Sunday, August 2, 2015
1012 C Street  •  Floresville, TX 78114  •  Phone: 830-216-4519  •  Fax: 830-393-3219  • 

WCN Site Search


Lost & Found


VideoFound: older Dachshund running down the road. If this is your dog please call (210)789-0925. Will need proof and verification that the dog is your's.
Lost: Black cow off Hwy. 119 and Denhawken area, has a horseshoe brand with N on left hip and two ear tags. Call 830-391-5589 or 830-391-4802.
Lost July 4th male Chihuahua white with brown spots walks slow older dog went missing in Poth last seen walking down FM541 call 8304009851 if you seen him snowball
More Lost & Found ads ›

Help Wanted

Seeking individual to work in a local child-care center, paid holidays, etc., must be high school grad or GED. Apply in person at Cubs Country Childcare, 212 FM 1346 in La Vernia.
Kolodziej’s Food Service & Fundraising is currently looking for candidates for our growing company, full-time positions are available in the following areas: General Warehouse and Driver, qualified candidates must possess excellent customer service skills, clean driving record, and be able to work independently as well as in a team environment; working knowledge of basic computer systems, cash handling, and 10-key a plus. We offer a competitive salary package. Interested parties should email resume to Kathy@kolodziejs.com or drop off in person at 101B Dilworth Plaza, Poth, TX 78147.
More Help Wanted ads ›

Featured Videos





Video Vault ›
You’ve been granted free access to this subscribers only article.

Agriculture Today


State climatologist: East Texas in surprisingly good condition




E-Mail this Story to a Friend
Print this Story
Robert Burns
July 3, 2012 | 4,169 views | Post a comment

What’s surprising in early May is not that West Texas is so dry, but that the eastern half of the state is in relatively good condition, said Dr. John Nielsen-Gammon, state climatologist and regents professor at Texas A&M University in a May 8 press release.

“The thing that was unexpected was having East Texas not be in an extreme drought right now,” Nielsen-Gammon said. “We had a second year of La Niña last winter. It just finally ended officially last month. And normally -- four years out of five -- you end up with a dry winter. So things have worked out as well as possibly can be expected for East Texas.”

Unfortunately, West Texas is doing “as expected,” and is in the second year of major drought, Nielsen-Gammon said.

Reports from Texas AgriLife Extension Service county agents tell just how dire the situation is in parts of West Texas.

The weekly comments of Ryan Martin, AgriLife Extension agent for Motley County, southeast of Amarillo, are representative of many county agents’ reports coming from West Texas. Motley County hasn’t received any rainfall for several weeks, and hot, dry winds have prevailed.

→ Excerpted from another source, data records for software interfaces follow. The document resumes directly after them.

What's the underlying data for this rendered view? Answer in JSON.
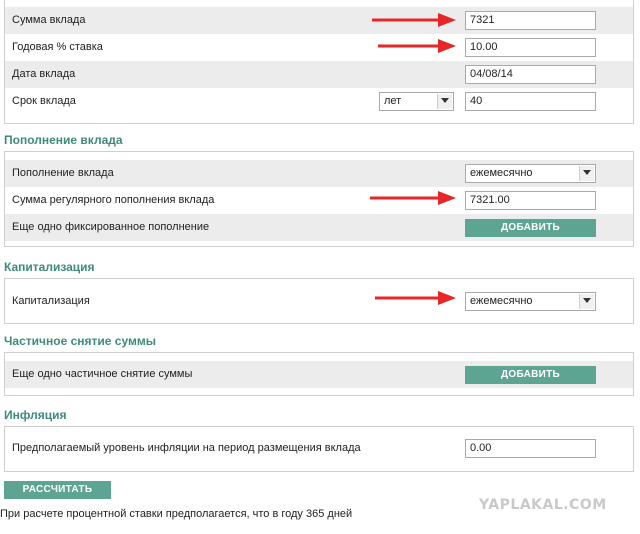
{
  "deposit": {
    "amount_label": "Сумма вклада",
    "amount_value": "7321",
    "rate_label": "Годовая % ставка",
    "rate_value": "10.00",
    "date_label": "Дата вклада",
    "date_value": "04/08/14",
    "term_label": "Срок вклада",
    "term_unit": "лет",
    "term_value": "40"
  },
  "replenish": {
    "title": "Пополнение вклада",
    "freq_label": "Пополнение вклада",
    "freq_value": "ежемесячно",
    "regular_label": "Сумма регулярного пополнения вклада",
    "regular_value": "7321.00",
    "fixed_label": "Еще одно фиксированное пополнение",
    "add_label": "ДОБАВИТЬ"
  },
  "capitalization": {
    "title": "Капитализация",
    "label": "Капитализация",
    "value": "ежемесячно"
  },
  "withdrawal": {
    "title": "Частичное снятие суммы",
    "label": "Еще одно частичное снятие суммы",
    "add_label": "ДОБАВИТЬ"
  },
  "inflation": {
    "title": "Инфляция",
    "label": "Предполагаемый уровень инфляции на период размещения вклада",
    "value": "0.00"
  },
  "calculate_label": "РАССЧИТАТЬ",
  "note": "При расчете процентной ставки предполагается, что в году 365 дней",
  "watermark": "YAPLAKAL.COM",
  "colors": {
    "accent": "#5ea493",
    "heading": "#3f8a7d",
    "arrow": "#e8262a",
    "row_shade": "#ececec"
  }
}
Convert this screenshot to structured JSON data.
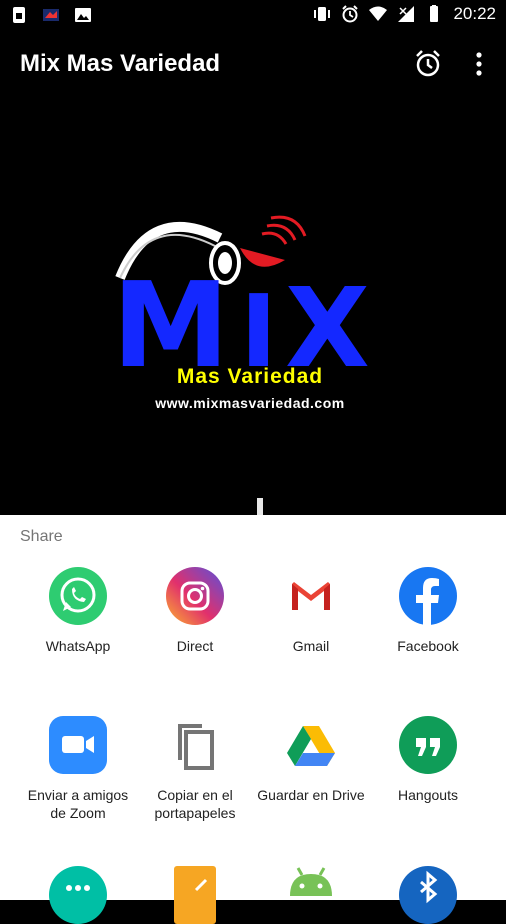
{
  "status_bar": {
    "time": "20:22",
    "left_icons": [
      "sim-card-icon",
      "notification-app-icon",
      "image-icon"
    ],
    "right_icons": [
      "vibrate-icon",
      "alarm-icon",
      "wifi-icon",
      "signal-icon",
      "battery-icon"
    ]
  },
  "app_bar": {
    "title": "Mix Mas Variedad",
    "actions": [
      "alarm-icon",
      "more-vert-icon"
    ]
  },
  "hero": {
    "logo_text": "MIX",
    "slogan": "Mas Variedad",
    "url": "www.mixmasvariedad.com"
  },
  "share_sheet": {
    "title": "Share",
    "apps": [
      {
        "label": "WhatsApp",
        "icon": "whatsapp-icon",
        "color": "#25d366"
      },
      {
        "label": "Direct",
        "icon": "instagram-icon",
        "color": "#c13584"
      },
      {
        "label": "Gmail",
        "icon": "gmail-icon",
        "color": "#ea4335"
      },
      {
        "label": "Facebook",
        "icon": "facebook-icon",
        "color": "#1877f2"
      },
      {
        "label": "Enviar a amigos de Zoom",
        "icon": "zoom-icon",
        "color": "#2d8cff"
      },
      {
        "label": "Copiar en el portapapeles",
        "icon": "copy-icon",
        "color": "#757575"
      },
      {
        "label": "Guardar en Drive",
        "icon": "google-drive-icon",
        "color": "#fbbc04"
      },
      {
        "label": "Hangouts",
        "icon": "hangouts-icon",
        "color": "#0f9d58"
      },
      {
        "label": "",
        "icon": "messages-icon",
        "color": "#00bfa5"
      },
      {
        "label": "",
        "icon": "notes-icon",
        "color": "#f6a623"
      },
      {
        "label": "",
        "icon": "android-icon",
        "color": "#78c257"
      },
      {
        "label": "",
        "icon": "bluetooth-icon",
        "color": "#1565c0"
      }
    ]
  }
}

“Summer grasses are trying to come out, but without any moisture, they have just stalled,” Martin said. “At this time there is no moisture to 24 inches deep. Farmers are beginning to get worried as planting season is right around the corner, and there is no soil moisture. Right now it seems like déjà vu with the high winds, high temperatures, and no moisture.”

Higher-than-normal temperatures -- in some cases as much as 15 degrees above average -- are compounding the drought in West Texas, Neilsen-Gammon said.

“Random effects” of the jet stream are partly to blame for the higher-than-normal temperatures, and about 1 degree can be attributed to global warming,” he said. But a large portion of the higher temperatures are caused by the dry soils. Dry soils mean there isn’t any moisture to evaporate and cool things off.

“There’s been enough rain in East Texas to keep temperatures down to near normal this summer,” he said. “I wish I could say the same for West Texas.”

If there’s any other good news, it’s that North Atlantic Ocean sea-surface temperatures are near normal, Neilsen-Gammon said.

“For Texas, that would seem to indicate that we might be getting more rainfall (this summer) than we have for the past several years.”

Robert Burns has nearly 30 years’ experience writing about agriculture and agricultural-related research. He writes about Texas AgriLife Research and Texas AgriLife Extension Service activities at the Overton Center and centers in Stephenville and Temple.
 

Your Opinions and Comments


Be the first to comment on this story!


You must be logged in to post a comment.




Not a subscriber?
Subscriber, but no password?
Forgot password?

Agriculture Today Archives


Coupons ag-right
Drama Kidsauto chooserHeavenly Touch homeTriple R DC ExpertsVoncille Bielefeld homeAllstate & McBride Realty

  Copyright © 2007-2015 Wilson County News. All rights reserved. Web development by Drewa Designs.